▶

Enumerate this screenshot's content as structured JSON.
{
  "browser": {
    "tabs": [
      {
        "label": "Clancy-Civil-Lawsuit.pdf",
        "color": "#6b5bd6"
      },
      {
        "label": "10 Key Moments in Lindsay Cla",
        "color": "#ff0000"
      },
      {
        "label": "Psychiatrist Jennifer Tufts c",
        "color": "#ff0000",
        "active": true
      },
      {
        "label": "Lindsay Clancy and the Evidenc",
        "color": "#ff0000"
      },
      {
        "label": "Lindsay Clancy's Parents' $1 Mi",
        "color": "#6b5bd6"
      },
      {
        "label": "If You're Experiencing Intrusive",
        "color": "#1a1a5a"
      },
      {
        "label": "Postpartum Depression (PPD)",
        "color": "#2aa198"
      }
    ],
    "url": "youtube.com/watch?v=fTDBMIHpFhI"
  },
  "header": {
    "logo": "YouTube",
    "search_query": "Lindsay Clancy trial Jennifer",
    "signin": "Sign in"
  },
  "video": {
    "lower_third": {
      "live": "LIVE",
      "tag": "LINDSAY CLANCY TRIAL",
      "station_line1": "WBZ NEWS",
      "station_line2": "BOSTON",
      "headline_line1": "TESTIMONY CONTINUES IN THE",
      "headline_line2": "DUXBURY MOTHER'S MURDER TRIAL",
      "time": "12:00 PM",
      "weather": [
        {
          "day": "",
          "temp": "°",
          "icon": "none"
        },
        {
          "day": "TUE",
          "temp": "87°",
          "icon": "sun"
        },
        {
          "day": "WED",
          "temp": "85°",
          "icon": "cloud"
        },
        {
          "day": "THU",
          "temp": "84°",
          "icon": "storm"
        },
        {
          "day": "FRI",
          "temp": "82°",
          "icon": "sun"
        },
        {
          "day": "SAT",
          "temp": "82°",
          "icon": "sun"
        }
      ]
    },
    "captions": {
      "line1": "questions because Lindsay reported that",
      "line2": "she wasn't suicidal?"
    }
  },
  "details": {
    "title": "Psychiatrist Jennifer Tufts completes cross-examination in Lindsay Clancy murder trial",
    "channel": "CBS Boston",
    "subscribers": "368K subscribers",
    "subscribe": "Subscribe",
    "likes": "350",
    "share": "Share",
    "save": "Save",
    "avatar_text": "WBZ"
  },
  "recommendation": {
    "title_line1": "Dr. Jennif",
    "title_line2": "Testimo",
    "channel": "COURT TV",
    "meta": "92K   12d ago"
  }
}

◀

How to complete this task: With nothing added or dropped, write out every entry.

Completed task:
Enumerate this screenshot's content as structured JSON.
{
  "browser": {
    "tabs": [
      {
        "label": "Clancy-Civil-Lawsuit.pdf",
        "color": "#6b5bd6"
      },
      {
        "label": "10 Key Moments in Lindsay Cla",
        "color": "#ff0000"
      },
      {
        "label": "Psychiatrist Jennifer Tufts c",
        "color": "#ff0000",
        "active": true
      },
      {
        "label": "Lindsay Clancy and the Evidenc",
        "color": "#ff0000"
      },
      {
        "label": "Lindsay Clancy's Parents' $1 Mi",
        "color": "#6b5bd6"
      },
      {
        "label": "If You're Experiencing Intrusive",
        "color": "#1a1a5a"
      },
      {
        "label": "Postpartum Depression (PPD)",
        "color": "#2aa198"
      }
    ],
    "url": "youtube.com/watch?v=fTDBMIHpFhI"
  },
  "header": {
    "logo": "YouTube",
    "search_query": "Lindsay Clancy trial Jennifer",
    "signin": "Sign in"
  },
  "video": {
    "lower_third": {
      "live": "LIVE",
      "tag": "LINDSAY CLANCY TRIAL",
      "station_line1": "WBZ NEWS",
      "station_line2": "BOSTON",
      "headline_line1": "TESTIMONY CONTINUES IN THE",
      "headline_line2": "DUXBURY MOTHER'S MURDER TRIAL",
      "time": "12:00 PM",
      "weather": [
        {
          "day": "",
          "temp": "°",
          "icon": "none"
        },
        {
          "day": "TUE",
          "temp": "87°",
          "icon": "sun"
        },
        {
          "day": "WED",
          "temp": "85°",
          "icon": "cloud"
        },
        {
          "day": "THU",
          "temp": "84°",
          "icon": "storm"
        },
        {
          "day": "FRI",
          "temp": "82°",
          "icon": "sun"
        },
        {
          "day": "SAT",
          "temp": "82°",
          "icon": "sun"
        }
      ]
    },
    "captions": {
      "line1": "questions because Lindsay reported that",
      "line2": "she wasn't suicidal?"
    }
  },
  "details": {
    "title": "Psychiatrist Jennifer Tufts completes cross-examination in Lindsay Clancy murder trial",
    "channel": "CBS Boston",
    "subscribers": "368K subscribers",
    "subscribe": "Subscribe",
    "likes": "350",
    "share": "Share",
    "save": "Save",
    "avatar_text": "WBZ"
  },
  "recommendation": {
    "title_line1": "Dr. Jennif",
    "title_line2": "Testimo",
    "channel": "COURT TV",
    "meta": "92K   12d ago"
  }
}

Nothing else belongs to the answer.